| Problem |
Copy the records out again in full, keeping them identical.

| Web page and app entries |
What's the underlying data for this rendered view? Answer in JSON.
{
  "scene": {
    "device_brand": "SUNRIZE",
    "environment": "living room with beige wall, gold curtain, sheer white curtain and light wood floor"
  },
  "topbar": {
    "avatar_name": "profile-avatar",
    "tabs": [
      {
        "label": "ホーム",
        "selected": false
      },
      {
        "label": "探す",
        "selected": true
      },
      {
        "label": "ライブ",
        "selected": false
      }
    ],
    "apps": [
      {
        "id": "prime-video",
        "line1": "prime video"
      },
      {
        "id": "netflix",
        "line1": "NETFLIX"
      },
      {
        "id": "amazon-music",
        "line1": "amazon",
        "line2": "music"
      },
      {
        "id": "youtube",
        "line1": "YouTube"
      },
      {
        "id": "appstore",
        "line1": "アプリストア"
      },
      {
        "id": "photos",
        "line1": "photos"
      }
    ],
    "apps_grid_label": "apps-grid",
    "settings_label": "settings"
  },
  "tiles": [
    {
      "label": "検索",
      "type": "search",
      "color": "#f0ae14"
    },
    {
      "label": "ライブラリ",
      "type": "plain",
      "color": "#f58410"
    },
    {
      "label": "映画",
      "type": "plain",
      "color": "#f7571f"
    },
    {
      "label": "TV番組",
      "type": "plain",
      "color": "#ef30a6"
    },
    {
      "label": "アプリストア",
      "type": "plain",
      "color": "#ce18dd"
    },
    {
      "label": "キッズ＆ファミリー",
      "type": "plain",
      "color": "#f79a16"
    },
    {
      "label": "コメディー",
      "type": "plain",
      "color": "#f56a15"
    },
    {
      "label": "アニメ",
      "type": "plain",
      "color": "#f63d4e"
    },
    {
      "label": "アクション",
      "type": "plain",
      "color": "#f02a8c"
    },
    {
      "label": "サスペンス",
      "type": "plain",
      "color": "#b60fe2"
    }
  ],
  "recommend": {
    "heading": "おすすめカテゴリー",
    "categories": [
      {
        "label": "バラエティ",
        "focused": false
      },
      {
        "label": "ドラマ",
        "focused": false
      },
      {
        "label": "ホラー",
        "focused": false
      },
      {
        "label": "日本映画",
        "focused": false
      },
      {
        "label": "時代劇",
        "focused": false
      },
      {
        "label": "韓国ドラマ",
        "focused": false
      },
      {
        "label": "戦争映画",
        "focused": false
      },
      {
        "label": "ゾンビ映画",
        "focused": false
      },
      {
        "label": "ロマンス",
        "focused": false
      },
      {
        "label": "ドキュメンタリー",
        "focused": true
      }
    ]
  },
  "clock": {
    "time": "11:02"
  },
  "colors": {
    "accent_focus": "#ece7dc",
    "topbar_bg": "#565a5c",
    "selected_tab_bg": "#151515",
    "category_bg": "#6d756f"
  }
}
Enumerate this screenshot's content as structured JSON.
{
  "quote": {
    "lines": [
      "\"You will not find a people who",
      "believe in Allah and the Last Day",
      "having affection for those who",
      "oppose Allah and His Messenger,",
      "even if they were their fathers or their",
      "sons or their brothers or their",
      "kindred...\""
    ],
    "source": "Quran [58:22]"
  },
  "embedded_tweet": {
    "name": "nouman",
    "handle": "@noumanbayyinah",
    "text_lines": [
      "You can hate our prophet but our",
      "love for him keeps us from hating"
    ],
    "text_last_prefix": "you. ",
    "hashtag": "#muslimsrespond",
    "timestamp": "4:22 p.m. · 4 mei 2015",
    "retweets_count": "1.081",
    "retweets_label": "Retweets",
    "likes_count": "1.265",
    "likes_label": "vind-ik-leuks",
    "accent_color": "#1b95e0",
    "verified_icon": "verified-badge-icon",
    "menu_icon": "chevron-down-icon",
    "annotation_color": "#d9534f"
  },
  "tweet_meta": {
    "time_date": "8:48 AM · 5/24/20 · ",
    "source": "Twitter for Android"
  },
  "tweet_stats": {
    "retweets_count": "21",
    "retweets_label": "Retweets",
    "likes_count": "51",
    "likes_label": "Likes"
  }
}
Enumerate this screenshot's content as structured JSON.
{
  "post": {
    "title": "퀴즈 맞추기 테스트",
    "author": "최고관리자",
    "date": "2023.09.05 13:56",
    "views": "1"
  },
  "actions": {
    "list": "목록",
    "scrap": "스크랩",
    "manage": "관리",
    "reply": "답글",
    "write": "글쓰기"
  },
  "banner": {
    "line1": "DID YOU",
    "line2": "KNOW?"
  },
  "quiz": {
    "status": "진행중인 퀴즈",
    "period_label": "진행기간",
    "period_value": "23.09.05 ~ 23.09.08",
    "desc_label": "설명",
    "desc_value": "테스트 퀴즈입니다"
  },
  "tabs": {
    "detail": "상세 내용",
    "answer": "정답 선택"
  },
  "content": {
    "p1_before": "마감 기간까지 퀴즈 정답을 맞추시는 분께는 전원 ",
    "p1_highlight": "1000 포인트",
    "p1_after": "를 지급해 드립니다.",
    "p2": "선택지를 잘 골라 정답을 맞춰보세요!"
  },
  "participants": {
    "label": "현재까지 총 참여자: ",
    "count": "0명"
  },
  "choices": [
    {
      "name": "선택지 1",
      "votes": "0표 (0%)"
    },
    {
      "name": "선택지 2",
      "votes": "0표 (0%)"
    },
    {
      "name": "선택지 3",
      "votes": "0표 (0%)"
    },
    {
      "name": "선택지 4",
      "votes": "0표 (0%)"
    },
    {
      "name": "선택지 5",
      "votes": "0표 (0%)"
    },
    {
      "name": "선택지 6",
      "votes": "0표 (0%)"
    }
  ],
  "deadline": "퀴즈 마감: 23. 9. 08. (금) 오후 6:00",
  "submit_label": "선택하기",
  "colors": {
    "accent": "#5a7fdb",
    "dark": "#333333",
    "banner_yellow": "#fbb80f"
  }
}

| Answer box |
What's the underlying data for this rendered view? Answer in JSON.
{
  "scene": {
    "device_brand": "SUNRIZE",
    "environment": "living room with beige wall, gold curtain, sheer white curtain and light wood floor"
  },
  "topbar": {
    "avatar_name": "profile-avatar",
    "tabs": [
      {
        "label": "ホーム",
        "selected": false
      },
      {
        "label": "探す",
        "selected": true
      },
      {
        "label": "ライブ",
        "selected": false
      }
    ],
    "apps": [
      {
        "id": "prime-video",
        "line1": "prime video"
      },
      {
        "id": "netflix",
        "line1": "NETFLIX"
      },
      {
        "id": "amazon-music",
        "line1": "amazon",
        "line2": "music"
      },
      {
        "id": "youtube",
        "line1": "YouTube"
      },
      {
        "id": "appstore",
        "line1": "アプリストア"
      },
      {
        "id": "photos",
        "line1": "photos"
      }
    ],
    "apps_grid_label": "apps-grid",
    "settings_label": "settings"
  },
  "tiles": [
    {
      "label": "検索",
      "type": "search",
      "color": "#f0ae14"
    },
    {
      "label": "ライブラリ",
      "type": "plain",
      "color": "#f58410"
    },
    {
      "label": "映画",
      "type": "plain",
      "color": "#f7571f"
    },
    {
      "label": "TV番組",
      "type": "plain",
      "color": "#ef30a6"
    },
    {
      "label": "アプリストア",
      "type": "plain",
      "color": "#ce18dd"
    },
    {
      "label": "キッズ＆ファミリー",
      "type": "plain",
      "color": "#f79a16"
    },
    {
      "label": "コメディー",
      "type": "plain",
      "color": "#f56a15"
    },
    {
      "label": "アニメ",
      "type": "plain",
      "color": "#f63d4e"
    },
    {
      "label": "アクション",
      "type": "plain",
      "color": "#f02a8c"
    },
    {
      "label": "サスペンス",
      "type": "plain",
      "color": "#b60fe2"
    }
  ],
  "recommend": {
    "heading": "おすすめカテゴリー",
    "categories": [
      {
        "label": "バラエティ",
        "focused": false
      },
      {
        "label": "ドラマ",
        "focused": false
      },
      {
        "label": "ホラー",
        "focused": false
      },
      {
        "label": "日本映画",
        "focused": false
      },
      {
        "label": "時代劇",
        "focused": false
      },
      {
        "label": "韓国ドラマ",
        "focused": false
      },
      {
        "label": "戦争映画",
        "focused": false
      },
      {
        "label": "ゾンビ映画",
        "focused": false
      },
      {
        "label": "ロマンス",
        "focused": false
      },
      {
        "label": "ドキュメンタリー",
        "focused": true
      }
    ]
  },
  "clock": {
    "time": "11:02"
  },
  "colors": {
    "accent_focus": "#ece7dc",
    "topbar_bg": "#565a5c",
    "selected_tab_bg": "#151515",
    "category_bg": "#6d756f"
  }
}
Enumerate this screenshot's content as structured JSON.
{
  "quote": {
    "lines": [
      "\"You will not find a people who",
      "believe in Allah and the Last Day",
      "having affection for those who",
      "oppose Allah and His Messenger,",
      "even if they were their fathers or their",
      "sons or their brothers or their",
      "kindred...\""
    ],
    "source": "Quran [58:22]"
  },
  "embedded_tweet": {
    "name": "nouman",
    "handle": "@noumanbayyinah",
    "text_lines": [
      "You can hate our prophet but our",
      "love for him keeps us from hating"
    ],
    "text_last_prefix": "you. ",
    "hashtag": "#muslimsrespond",
    "timestamp": "4:22 p.m. · 4 mei 2015",
    "retweets_count": "1.081",
    "retweets_label": "Retweets",
    "likes_count": "1.265",
    "likes_label": "vind-ik-leuks",
    "accent_color": "#1b95e0",
    "verified_icon": "verified-badge-icon",
    "menu_icon": "chevron-down-icon",
    "annotation_color": "#d9534f"
  },
  "tweet_meta": {
    "time_date": "8:48 AM · 5/24/20 · ",
    "source": "Twitter for Android"
  },
  "tweet_stats": {
    "retweets_count": "21",
    "retweets_label": "Retweets",
    "likes_count": "51",
    "likes_label": "Likes"
  }
}
Enumerate this screenshot's content as structured JSON.
{
  "post": {
    "title": "퀴즈 맞추기 테스트",
    "author": "최고관리자",
    "date": "2023.09.05 13:56",
    "views": "1"
  },
  "actions": {
    "list": "목록",
    "scrap": "스크랩",
    "manage": "관리",
    "reply": "답글",
    "write": "글쓰기"
  },
  "banner": {
    "line1": "DID YOU",
    "line2": "KNOW?"
  },
  "quiz": {
    "status": "진행중인 퀴즈",
    "period_label": "진행기간",
    "period_value": "23.09.05 ~ 23.09.08",
    "desc_label": "설명",
    "desc_value": "테스트 퀴즈입니다"
  },
  "tabs": {
    "detail": "상세 내용",
    "answer": "정답 선택"
  },
  "content": {
    "p1_before": "마감 기간까지 퀴즈 정답을 맞추시는 분께는 전원 ",
    "p1_highlight": "1000 포인트",
    "p1_after": "를 지급해 드립니다.",
    "p2": "선택지를 잘 골라 정답을 맞춰보세요!"
  },
  "participants": {
    "label": "현재까지 총 참여자: ",
    "count": "0명"
  },
  "choices": [
    {
      "name": "선택지 1",
      "votes": "0표 (0%)"
    },
    {
      "name": "선택지 2",
      "votes": "0표 (0%)"
    },
    {
      "name": "선택지 3",
      "votes": "0표 (0%)"
    },
    {
      "name": "선택지 4",
      "votes": "0표 (0%)"
    },
    {
      "name": "선택지 5",
      "votes": "0표 (0%)"
    },
    {
      "name": "선택지 6",
      "votes": "0표 (0%)"
    }
  ],
  "deadline": "퀴즈 마감: 23. 9. 08. (금) 오후 6:00",
  "submit_label": "선택하기",
  "colors": {
    "accent": "#5a7fdb",
    "dark": "#333333",
    "banner_yellow": "#fbb80f"
  }
}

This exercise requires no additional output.